Extracted records:
<<<<
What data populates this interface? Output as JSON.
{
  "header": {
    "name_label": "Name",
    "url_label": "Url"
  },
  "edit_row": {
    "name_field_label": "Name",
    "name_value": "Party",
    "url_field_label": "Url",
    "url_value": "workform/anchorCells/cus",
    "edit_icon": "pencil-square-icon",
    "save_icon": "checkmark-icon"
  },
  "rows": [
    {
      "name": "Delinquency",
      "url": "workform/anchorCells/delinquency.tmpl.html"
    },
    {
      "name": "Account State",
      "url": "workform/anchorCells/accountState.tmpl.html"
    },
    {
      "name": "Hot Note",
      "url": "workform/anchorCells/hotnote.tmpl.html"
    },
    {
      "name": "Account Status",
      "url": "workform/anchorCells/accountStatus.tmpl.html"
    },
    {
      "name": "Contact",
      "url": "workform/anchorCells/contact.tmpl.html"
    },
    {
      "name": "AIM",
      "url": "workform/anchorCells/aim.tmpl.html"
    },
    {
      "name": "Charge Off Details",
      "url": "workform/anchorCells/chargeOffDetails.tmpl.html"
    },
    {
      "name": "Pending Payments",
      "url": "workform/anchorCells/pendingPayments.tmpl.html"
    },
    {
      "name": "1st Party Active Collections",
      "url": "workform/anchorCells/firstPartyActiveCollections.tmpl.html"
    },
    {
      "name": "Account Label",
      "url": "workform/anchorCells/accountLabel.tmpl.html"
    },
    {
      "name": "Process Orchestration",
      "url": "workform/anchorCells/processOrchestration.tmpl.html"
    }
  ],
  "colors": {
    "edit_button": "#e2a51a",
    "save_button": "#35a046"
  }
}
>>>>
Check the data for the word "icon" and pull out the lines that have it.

▶ [Answer to this exercise]:
    "edit_icon": "pencil-square-icon",
    "save_icon": "checkmark-icon"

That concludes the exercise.